    PubMed Central

    Riedel, Alexander; Sagata, Katayo; Surbakti, Suriani; Rene Tänzler;  Michael Balke

    2013-01-01

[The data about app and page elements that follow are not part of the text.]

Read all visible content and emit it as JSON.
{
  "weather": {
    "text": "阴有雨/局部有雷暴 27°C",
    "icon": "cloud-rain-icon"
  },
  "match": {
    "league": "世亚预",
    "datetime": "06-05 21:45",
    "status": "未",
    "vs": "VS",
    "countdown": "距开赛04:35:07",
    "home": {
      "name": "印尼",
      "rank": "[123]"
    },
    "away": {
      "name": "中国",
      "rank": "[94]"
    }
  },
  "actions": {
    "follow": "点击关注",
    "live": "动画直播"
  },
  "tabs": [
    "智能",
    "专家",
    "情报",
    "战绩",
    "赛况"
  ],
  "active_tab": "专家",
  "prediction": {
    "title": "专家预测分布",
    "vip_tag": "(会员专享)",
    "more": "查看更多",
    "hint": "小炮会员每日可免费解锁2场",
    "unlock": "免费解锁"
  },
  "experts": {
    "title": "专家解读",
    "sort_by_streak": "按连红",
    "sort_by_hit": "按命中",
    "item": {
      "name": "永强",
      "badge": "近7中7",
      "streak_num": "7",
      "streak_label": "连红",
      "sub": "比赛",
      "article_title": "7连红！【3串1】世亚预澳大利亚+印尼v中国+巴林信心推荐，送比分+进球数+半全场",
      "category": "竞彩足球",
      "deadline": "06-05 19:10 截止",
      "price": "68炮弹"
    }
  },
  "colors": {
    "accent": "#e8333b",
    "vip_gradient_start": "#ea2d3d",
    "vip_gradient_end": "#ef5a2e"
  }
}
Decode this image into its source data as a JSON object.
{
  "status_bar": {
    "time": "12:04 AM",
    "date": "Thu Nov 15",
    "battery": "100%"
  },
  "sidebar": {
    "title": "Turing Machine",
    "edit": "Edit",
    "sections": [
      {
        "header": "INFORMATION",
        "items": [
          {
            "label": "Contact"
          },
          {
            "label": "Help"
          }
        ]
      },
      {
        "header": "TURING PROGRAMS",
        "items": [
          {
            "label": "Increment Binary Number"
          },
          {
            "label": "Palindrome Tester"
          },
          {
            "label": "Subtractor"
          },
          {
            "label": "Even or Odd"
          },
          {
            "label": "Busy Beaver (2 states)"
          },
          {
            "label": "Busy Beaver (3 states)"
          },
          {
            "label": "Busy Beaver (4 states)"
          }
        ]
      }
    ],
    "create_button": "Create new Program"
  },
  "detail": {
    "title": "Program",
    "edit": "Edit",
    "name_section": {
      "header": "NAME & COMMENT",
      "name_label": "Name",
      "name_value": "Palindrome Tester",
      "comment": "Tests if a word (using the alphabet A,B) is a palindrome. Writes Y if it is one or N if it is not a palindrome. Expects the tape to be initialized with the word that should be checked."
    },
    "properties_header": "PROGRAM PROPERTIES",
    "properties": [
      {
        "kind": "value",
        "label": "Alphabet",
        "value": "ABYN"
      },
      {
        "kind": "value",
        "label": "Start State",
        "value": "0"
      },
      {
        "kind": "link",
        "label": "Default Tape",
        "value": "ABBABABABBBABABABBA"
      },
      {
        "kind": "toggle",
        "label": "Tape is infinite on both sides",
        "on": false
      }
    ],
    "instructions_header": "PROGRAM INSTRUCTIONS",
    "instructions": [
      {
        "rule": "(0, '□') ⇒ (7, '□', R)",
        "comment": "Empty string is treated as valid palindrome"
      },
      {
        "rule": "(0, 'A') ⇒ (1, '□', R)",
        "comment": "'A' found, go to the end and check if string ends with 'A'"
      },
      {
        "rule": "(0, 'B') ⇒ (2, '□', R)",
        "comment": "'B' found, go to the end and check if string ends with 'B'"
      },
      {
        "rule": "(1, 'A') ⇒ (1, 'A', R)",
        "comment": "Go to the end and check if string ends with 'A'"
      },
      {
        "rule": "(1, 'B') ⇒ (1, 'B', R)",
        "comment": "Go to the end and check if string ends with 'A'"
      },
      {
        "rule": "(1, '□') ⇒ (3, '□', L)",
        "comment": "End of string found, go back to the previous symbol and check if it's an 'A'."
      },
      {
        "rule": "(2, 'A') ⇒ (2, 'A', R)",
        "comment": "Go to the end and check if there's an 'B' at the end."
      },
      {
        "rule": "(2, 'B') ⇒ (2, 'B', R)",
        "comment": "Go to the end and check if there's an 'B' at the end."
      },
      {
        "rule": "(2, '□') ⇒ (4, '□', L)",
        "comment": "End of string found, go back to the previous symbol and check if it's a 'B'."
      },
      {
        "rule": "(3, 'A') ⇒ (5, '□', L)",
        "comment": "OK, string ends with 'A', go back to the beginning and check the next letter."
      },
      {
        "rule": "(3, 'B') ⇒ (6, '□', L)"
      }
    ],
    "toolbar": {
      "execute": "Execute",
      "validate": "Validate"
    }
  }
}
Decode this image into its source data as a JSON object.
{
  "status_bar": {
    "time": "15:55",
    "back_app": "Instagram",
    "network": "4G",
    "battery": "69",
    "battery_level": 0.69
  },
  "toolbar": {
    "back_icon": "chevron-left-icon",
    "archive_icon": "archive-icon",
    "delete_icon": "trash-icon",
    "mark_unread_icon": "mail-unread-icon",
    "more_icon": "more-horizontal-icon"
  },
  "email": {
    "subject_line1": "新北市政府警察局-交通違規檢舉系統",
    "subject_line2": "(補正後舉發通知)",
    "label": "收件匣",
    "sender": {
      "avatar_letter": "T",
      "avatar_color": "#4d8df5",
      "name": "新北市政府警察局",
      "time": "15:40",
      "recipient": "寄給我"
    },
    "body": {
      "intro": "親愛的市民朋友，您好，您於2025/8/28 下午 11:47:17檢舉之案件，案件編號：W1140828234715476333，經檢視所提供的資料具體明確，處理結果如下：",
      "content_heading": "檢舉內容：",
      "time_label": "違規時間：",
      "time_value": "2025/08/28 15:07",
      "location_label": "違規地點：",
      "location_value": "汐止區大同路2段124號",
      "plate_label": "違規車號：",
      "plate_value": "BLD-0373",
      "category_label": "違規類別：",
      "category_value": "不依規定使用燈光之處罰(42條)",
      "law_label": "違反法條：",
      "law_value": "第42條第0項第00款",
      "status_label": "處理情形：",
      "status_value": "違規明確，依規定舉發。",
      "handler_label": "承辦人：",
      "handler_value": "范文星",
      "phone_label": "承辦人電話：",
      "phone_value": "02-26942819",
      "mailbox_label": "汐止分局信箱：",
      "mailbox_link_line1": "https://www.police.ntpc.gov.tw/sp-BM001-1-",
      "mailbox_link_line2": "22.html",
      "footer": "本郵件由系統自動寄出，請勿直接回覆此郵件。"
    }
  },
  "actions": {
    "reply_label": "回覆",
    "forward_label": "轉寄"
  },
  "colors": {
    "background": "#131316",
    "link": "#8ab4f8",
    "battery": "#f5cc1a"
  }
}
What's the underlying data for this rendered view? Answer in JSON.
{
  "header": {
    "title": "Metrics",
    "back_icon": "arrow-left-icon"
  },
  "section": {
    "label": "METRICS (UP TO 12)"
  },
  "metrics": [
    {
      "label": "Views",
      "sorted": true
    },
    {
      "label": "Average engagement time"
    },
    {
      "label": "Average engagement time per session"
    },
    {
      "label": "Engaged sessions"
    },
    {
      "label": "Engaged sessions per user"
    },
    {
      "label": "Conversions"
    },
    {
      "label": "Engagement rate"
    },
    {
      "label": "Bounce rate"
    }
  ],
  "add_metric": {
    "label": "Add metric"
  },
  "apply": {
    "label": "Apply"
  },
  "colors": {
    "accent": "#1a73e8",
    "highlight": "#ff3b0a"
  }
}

    Abstract A species discovery and description pipeline to accelerate and improve taxonomy is outlined, relying on concise expert descriptions, combined with DNA sequencing, digital imaging, and automated wiki species page creation from the journal. One hundred and one new species of Trigonopterus Fauvel, 1862 are described to demonstrate the feasibility of this approach: Trigonopterus aeneipennis sp. n., Trigonopterus aeneus sp. n., Trigonopterus agathis sp. n., Trigonopterus agilis sp. n., Trigonopterus amplipennis sp. n., Trigonopterus ancoruncus sp. n., Trigonopterus angulatus sp. n., Trigonopterus angustus sp. n., Trigonopterus apicalis sp. n., Trigonopterus armatus sp. n., Trigonopterus ascendens sp. n., Trigonopterus augur sp. n., Trigonopterus balimensis sp. n., Trigonopterus basalis sp. n., Trigonopterus conformis sp. n., Trigonopterus constrictus sp. n., Trigonopterus costatus sp. n., Trigonopterus costicollis sp. n., Trigonopterus crassicornis sp. n., Trigonopterus cuneipennis sp. n., Trigonopterus cyclopensis sp. n., Trigonopterus dentirostris sp. n., Trigonopterus discoidalis sp. n., Trigonopterus dromedarius sp. n., Trigonopterus durus sp. n., Trigonopterus echinus sp. n., Trigonopterus edaphus sp. n., Trigonopterus eremitus sp. n., Trigonopterus euops sp. n., Trigonopterus ferrugineus sp. n., Trigonopterus fusiformis sp. n., Trigonopterus glaber sp. n., Trigonopterus gonatoceros sp. n., Trigonopterus granum sp. n., Trigonopterus helios sp. n., Trigonopterus hitoloorum sp. n., Trigonopterus imitatus sp. n., Trigonopterus inflatus sp. n., Trigonopterus insularis sp. n., Trigonopterus irregularis sp. n., Trigonopterus ixodiformis sp. n., Trigonopterus kanawiorum sp. n., Trigonopterus katayoi sp. n., Trigonopterus koveorum sp. n., Trigonopterus kurulu sp. n., Trigonopterus lekiorum sp. n., Trigonopterus lineatus sp. n., Trigonopterus lineellus sp. n., Trigonopterus maculatus sp. n., Trigonopterus mimicus sp. n., Trigonopterus monticola sp. n